Mazda CX-5, Hyundai Tucson, Ford Kuga, Kia Sportage, Toyota RAV4, Subaru Forester.

Volkswagen -Tiguan -sideTHE WHEELS VERDICT
A big leap forward for Tiguan that addresses the practical shortfalls of the last model, and pushes it further into premium territory.

PLUS: Refinement and technology, premium fit and finish, practicality, off-road ability
MINUS: Dynamic ability still unknown, price increases

FORGET everything you know about the Volkswagen Tiguan. The Golf-on-stilts going by that name is dead after eight years on the market – only the badge carries over to the second generation, a car that is the first all-new VW to launch since Dieselgate broke.

Tiguan version 2.0 is due here in September with a choice of three petrol engines, including a top-spec 162kW/350Nm turbo four lifted directly from the Golf GTI. The two diesel engines are versions of the new EA288 2.0-litre turbo, introduced with emissions-reducing AdBlue in the wake of the diesel scandal.

Volkswagen -Tiguan -rearEvery Aussie variant will feature a seven-speed dual-clutch transmission and all-wheel drive as standard, except for the base 110TSI front driver, which will offer either a six-speed manual or dual-clutch transmission. 

SUVs sometimes handle like they’ve eaten a big bowl of pasta for dinner, but the Tiguan doesn’t. Instead, it feels, unsurprisingly, like a Golf – it shares VW’s clever MQB platform with the hatch as well as the larger Passat, and all three drive in a familiar manner. 

We sought out a 132TSI at Tiguan’s international launch in Berlin. Powered by a 2.0-litre turbo petrol engine, it is the likely sweet spot of the local Tiguan range. The engine delivers strong, lag-free mid-range drive. Peak torque occupies a pliable zone between 1750 and 3940rpm making it easy to hustle quickly without spinning to redline. 

Volkswagen -Tiguan -frontThe seven-speed DSG ‘box was free of low-speed shudder and offered snappier throttle response than previous iterations. Crisp, electronically-assisted power steering adds resistance at higher speed and bears an engaging level of feel and feedback. 

Ride quality on optional adaptive dampers was impressive around town and on the autobahn, even on the optional 20-inch wheel and tyre package worn by our test cars. 

Size wise, this new model pushes the Tiguan firmly into mid-size territory. It is 60mm longer, 30mm wider and 33mm lower than before, and rides on a 77mm longer wheelbase. Inside, the extra room is felt immediately, especially in the rear seat which benefits from 29mm more knee room. 

The rear seats slide too, varying boot space between 520 and 615 litres, to 1655L folded flat. This is important as the old car was roundly criticised for its narrow, shallow 395L capacity. New Tiguan’s boot is one of its biggest strengths. 
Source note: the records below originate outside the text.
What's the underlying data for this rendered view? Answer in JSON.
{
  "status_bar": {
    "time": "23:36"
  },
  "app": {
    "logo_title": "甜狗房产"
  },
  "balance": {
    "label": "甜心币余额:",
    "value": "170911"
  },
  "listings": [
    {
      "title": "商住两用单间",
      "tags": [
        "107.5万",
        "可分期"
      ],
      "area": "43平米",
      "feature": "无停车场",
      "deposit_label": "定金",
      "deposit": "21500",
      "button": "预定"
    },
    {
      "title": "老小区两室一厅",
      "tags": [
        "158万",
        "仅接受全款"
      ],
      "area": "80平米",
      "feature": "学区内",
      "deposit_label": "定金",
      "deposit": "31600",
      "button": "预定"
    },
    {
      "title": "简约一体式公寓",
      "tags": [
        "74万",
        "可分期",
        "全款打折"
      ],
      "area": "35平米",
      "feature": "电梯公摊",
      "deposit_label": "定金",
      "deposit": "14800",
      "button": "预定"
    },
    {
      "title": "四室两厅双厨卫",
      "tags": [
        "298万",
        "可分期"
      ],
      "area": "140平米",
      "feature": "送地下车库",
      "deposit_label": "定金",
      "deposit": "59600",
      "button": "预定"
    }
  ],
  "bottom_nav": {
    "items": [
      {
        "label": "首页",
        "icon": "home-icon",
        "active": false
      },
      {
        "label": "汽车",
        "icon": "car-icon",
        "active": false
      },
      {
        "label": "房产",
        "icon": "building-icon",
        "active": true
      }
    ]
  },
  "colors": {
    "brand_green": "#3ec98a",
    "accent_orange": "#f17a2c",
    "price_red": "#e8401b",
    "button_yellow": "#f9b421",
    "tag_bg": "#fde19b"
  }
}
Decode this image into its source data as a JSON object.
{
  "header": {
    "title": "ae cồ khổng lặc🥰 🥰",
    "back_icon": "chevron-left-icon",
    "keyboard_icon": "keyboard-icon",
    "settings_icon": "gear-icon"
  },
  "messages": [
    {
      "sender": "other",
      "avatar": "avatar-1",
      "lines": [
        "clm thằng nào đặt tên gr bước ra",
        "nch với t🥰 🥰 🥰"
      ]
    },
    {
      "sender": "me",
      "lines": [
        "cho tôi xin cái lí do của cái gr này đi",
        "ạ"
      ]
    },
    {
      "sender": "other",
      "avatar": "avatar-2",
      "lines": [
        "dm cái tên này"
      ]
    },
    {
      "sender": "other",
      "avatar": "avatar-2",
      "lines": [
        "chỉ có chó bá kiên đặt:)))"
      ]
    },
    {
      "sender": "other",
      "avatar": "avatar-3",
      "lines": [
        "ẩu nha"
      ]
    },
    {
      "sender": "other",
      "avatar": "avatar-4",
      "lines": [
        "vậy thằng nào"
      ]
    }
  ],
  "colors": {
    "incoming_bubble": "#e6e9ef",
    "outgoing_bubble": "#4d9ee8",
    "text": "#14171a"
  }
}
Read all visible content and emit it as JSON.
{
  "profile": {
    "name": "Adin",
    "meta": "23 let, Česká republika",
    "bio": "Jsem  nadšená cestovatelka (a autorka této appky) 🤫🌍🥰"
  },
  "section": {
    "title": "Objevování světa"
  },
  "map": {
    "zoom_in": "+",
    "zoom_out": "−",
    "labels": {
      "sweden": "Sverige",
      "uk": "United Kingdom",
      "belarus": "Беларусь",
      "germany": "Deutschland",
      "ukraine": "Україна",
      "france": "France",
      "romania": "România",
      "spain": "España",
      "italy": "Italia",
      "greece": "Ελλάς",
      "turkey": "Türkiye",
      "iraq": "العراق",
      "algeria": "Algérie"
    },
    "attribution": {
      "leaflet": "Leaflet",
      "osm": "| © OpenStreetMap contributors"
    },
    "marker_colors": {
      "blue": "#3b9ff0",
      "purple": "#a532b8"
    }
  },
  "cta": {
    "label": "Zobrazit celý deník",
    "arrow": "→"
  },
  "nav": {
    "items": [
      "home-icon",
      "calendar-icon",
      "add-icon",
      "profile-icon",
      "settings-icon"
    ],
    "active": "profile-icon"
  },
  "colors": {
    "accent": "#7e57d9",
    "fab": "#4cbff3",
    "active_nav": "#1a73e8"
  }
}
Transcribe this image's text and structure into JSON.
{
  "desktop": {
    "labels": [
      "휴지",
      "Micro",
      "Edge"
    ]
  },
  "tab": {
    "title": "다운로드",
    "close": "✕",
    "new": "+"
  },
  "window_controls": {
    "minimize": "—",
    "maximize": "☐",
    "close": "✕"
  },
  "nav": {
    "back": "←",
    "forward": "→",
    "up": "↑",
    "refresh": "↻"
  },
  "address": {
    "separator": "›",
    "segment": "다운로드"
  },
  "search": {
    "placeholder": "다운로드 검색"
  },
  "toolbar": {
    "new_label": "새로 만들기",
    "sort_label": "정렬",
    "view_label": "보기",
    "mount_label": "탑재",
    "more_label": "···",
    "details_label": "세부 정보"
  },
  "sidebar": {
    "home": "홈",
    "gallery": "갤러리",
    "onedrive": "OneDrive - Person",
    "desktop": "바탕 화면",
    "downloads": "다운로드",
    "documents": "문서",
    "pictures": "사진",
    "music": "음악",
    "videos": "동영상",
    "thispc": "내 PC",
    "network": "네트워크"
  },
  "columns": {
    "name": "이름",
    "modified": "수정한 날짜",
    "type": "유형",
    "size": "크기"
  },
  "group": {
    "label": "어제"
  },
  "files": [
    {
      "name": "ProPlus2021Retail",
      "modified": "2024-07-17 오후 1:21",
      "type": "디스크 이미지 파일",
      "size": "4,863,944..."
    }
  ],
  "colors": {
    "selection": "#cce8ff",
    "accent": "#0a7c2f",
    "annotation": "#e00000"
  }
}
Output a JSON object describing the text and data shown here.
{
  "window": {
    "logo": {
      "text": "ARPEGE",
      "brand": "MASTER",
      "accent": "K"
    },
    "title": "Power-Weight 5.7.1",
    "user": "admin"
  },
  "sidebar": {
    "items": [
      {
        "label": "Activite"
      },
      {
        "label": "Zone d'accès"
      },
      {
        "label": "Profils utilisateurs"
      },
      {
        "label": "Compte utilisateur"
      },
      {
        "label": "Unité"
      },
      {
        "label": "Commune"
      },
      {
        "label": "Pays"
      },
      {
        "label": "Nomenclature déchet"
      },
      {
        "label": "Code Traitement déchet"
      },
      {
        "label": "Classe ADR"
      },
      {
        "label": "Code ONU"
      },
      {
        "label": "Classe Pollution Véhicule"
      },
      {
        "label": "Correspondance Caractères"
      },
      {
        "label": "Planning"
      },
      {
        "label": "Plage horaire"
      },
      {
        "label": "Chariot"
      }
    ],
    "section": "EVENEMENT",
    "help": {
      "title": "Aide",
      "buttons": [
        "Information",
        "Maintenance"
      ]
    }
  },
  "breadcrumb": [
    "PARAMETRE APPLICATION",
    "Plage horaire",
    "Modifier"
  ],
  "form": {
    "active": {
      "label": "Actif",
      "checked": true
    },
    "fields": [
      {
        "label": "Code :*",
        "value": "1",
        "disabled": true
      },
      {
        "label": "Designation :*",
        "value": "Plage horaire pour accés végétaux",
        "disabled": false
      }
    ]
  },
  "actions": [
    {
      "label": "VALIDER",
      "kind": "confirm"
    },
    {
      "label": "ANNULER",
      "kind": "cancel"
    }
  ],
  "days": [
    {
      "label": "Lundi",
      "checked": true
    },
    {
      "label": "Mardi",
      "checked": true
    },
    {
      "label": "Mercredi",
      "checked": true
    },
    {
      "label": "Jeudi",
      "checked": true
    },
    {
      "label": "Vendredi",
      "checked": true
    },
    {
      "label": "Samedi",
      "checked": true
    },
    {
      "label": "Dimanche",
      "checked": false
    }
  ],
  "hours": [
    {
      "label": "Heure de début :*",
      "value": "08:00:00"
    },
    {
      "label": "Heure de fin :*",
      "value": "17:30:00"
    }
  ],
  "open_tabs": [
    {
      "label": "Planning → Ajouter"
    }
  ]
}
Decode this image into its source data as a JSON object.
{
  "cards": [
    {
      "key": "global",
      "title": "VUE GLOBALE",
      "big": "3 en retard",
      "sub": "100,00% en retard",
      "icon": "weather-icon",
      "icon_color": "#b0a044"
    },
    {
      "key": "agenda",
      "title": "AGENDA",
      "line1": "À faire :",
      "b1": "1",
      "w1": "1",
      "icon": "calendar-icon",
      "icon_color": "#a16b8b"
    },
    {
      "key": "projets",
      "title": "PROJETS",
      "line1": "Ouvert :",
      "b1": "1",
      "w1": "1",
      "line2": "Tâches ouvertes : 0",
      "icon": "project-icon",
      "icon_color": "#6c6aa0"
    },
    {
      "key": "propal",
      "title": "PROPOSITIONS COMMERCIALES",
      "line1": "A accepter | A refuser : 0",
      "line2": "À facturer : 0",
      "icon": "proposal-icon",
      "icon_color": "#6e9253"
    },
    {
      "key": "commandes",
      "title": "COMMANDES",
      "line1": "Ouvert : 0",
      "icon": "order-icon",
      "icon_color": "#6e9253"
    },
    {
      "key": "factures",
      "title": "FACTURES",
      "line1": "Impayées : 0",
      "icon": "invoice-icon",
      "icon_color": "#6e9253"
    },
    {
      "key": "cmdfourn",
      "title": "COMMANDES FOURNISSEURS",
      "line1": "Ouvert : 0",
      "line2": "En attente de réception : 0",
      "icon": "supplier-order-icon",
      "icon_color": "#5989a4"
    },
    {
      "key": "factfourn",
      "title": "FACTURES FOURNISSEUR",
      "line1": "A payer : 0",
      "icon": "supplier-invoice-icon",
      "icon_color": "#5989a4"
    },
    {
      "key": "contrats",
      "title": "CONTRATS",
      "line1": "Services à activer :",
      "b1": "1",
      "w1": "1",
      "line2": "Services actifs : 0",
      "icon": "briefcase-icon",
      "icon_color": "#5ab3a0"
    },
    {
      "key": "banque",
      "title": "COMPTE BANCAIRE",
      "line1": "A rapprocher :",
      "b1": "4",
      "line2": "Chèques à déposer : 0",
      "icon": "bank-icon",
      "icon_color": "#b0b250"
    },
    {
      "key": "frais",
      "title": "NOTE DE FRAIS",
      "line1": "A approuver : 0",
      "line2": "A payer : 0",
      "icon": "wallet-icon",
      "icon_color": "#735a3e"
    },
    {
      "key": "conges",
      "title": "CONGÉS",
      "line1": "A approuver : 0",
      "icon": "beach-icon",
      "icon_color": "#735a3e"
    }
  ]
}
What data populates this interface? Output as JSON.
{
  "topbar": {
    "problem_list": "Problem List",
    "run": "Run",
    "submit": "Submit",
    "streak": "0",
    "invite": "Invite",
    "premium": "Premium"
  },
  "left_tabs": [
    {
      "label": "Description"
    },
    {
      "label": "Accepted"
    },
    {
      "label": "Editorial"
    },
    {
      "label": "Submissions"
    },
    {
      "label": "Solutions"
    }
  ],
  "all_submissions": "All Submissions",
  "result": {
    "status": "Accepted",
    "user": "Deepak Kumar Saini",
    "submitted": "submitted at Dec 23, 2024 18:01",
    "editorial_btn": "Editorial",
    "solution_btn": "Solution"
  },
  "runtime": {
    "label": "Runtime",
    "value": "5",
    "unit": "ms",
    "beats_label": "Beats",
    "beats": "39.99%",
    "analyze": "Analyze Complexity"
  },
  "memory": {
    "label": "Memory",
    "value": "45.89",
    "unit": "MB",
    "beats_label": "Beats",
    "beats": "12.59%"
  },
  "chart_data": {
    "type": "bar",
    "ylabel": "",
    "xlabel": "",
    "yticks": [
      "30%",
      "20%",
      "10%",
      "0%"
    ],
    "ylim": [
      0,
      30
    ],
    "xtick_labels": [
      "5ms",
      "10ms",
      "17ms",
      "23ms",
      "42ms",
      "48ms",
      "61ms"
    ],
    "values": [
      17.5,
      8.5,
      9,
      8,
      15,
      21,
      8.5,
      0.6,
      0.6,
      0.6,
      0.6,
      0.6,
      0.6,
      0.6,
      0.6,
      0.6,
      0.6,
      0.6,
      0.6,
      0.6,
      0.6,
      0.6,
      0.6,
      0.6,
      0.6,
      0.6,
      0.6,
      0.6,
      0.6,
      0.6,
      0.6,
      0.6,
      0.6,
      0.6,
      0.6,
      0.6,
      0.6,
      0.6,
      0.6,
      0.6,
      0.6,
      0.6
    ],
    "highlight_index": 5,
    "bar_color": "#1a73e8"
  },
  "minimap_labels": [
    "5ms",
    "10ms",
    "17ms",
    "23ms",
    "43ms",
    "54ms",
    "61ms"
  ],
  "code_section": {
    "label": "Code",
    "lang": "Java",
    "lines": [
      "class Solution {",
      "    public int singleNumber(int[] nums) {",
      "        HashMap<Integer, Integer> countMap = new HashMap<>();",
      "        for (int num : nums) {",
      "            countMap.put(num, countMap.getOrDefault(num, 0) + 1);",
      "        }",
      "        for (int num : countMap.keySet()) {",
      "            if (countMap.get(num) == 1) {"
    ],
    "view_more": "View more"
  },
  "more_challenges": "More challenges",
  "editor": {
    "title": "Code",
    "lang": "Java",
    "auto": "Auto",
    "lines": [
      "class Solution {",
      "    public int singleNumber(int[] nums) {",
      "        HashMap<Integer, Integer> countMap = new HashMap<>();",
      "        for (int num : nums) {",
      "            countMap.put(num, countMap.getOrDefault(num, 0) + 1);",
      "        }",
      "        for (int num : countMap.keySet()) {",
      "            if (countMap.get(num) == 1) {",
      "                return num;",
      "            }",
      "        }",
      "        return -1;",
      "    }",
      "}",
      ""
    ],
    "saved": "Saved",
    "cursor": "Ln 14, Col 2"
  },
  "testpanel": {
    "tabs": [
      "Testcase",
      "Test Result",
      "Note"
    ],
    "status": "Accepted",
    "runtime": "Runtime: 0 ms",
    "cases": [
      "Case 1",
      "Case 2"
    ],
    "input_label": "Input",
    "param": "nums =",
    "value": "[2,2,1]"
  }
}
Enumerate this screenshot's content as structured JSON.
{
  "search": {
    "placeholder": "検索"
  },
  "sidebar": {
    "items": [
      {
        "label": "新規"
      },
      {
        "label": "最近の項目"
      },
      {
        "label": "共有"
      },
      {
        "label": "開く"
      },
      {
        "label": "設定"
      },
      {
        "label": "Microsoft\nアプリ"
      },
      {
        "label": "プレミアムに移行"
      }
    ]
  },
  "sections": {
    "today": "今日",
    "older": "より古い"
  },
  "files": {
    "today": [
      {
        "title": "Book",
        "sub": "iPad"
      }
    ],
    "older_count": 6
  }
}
Volkswagen -Tiguan -engineBut its not all bare bones practicality, the Tiguan’s cabin delivers a welcome dose of upmarket flair thanks to a refreshing design and unique, textural materials. There’s oodles of equipment as well. 

Cars tested had head-up displays, radar cruise control, surround-view cameras, and a suite of active safety systems.  Most of the top-tier luxuries shown in the overseas models will be available in option packs locally. Expect a high level of standard equipment even in the entry-level model. The range will cost more as a result; a price-leading manual 110TSI may scrape in at $29,990, but expect the range to increase by a few thousand dollars. 

Combine all this and new Tiguan is an impressive step forward, and one that could steal buyers of more premium marques. Australia’s bottomless appetite for SUVs reflects a car-buying trend the world over. Tiguan may just be the magic bullet Volkswagen has to deliver. 

Click here to read the full range review of current-generation Volkswagen Tiguan.

Model: Volkswagen Tiguan 132TSI
Engine: 1984cc 4cyl, dohc, 16v, turbo
Max power: 132kW @ 5100-6200rpm
Max torque: 320Nm @ 1500-3940rpm
Transmission: 7-speed dual-clutch
Weight: TBC
0-100km/h: 7.7sec (claimed)
Fuel economy: 7.4L/100km (EU)
Price: $39,000 (est)
On sale: September